**Your goal:** Would you please copy each line of the data in which the string "configuration" occurs?

**Input:**
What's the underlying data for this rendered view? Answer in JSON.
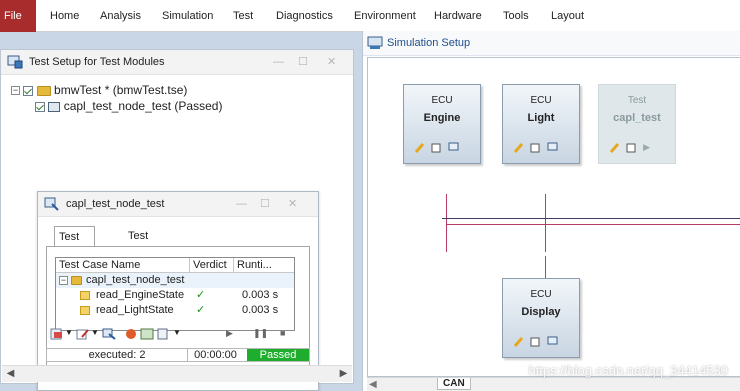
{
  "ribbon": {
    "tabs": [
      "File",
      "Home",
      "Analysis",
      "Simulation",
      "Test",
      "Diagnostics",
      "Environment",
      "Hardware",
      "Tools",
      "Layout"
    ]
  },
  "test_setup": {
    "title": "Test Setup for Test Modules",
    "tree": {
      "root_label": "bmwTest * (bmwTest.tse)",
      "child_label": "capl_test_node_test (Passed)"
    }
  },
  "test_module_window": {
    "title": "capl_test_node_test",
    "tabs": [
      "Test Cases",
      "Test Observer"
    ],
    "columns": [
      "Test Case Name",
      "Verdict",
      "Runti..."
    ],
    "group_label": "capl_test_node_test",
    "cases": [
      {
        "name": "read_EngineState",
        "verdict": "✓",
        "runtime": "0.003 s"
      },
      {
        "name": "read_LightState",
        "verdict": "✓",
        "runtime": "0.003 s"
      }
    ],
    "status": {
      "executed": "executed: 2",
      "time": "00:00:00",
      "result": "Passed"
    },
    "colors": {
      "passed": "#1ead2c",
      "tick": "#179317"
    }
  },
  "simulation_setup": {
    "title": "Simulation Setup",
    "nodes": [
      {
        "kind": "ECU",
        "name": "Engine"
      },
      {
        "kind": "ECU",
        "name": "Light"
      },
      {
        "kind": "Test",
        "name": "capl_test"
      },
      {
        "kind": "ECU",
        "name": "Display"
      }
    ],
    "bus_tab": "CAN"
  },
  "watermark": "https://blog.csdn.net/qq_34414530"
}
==
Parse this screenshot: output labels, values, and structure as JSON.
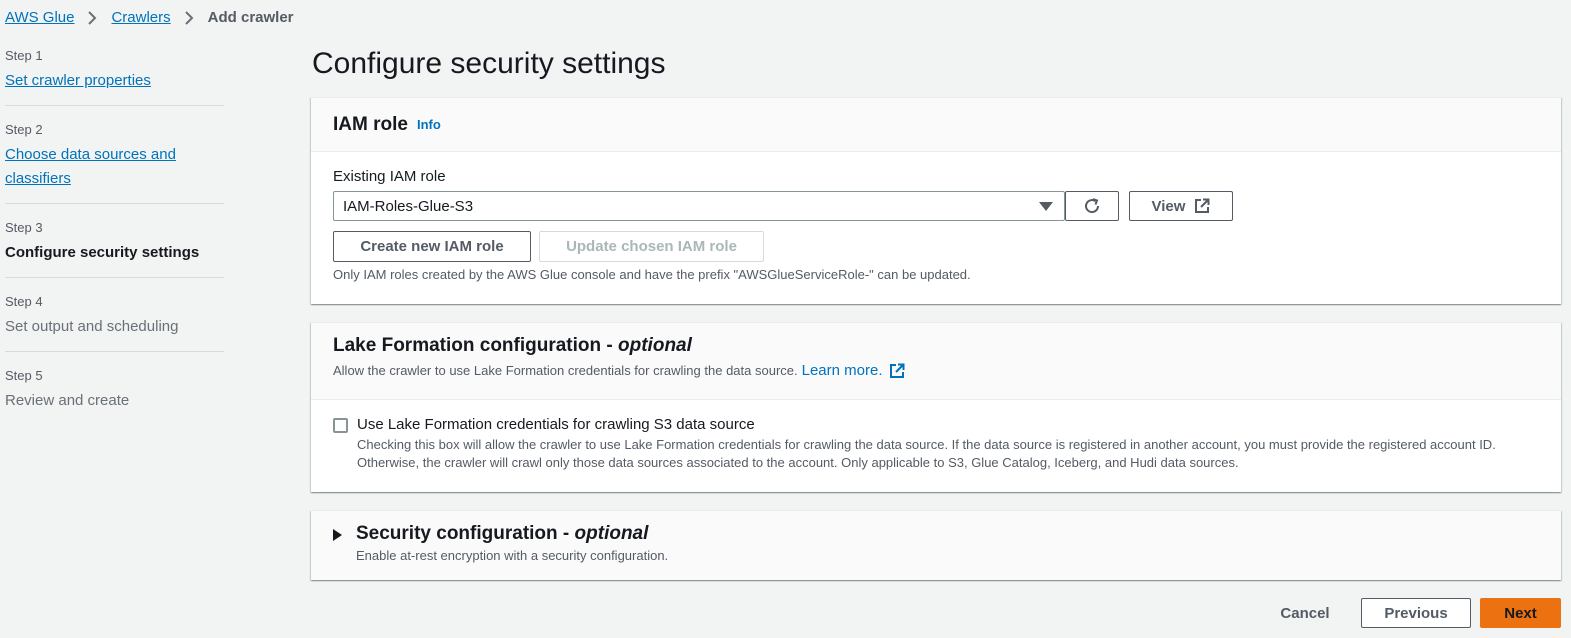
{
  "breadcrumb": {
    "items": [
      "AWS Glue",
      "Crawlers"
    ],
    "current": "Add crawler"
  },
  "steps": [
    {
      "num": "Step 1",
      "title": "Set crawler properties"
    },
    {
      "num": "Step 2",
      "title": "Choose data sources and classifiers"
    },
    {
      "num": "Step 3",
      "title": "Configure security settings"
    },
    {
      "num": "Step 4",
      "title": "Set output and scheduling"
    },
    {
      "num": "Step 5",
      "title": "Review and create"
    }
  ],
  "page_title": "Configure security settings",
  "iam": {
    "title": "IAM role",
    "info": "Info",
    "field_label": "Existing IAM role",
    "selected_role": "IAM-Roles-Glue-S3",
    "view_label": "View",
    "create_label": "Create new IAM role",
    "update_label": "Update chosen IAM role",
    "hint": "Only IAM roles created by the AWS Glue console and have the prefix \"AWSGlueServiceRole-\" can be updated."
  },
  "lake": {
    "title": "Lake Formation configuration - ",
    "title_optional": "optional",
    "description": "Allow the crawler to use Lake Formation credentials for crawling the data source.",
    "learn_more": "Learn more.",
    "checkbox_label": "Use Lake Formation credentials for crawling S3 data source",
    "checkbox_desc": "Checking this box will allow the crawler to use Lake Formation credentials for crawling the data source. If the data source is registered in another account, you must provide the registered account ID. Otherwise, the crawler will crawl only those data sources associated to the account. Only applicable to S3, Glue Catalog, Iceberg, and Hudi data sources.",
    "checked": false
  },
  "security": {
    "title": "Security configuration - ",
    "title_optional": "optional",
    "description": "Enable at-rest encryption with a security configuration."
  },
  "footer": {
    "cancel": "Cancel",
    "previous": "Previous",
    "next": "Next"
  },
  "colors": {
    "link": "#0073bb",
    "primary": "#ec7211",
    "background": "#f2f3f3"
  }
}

**Solution for this exercise:**
    "title": "Lake Formation configuration - ",
    "title": "Security configuration - ",
    "description": "Enable at-rest encryption with a security configuration."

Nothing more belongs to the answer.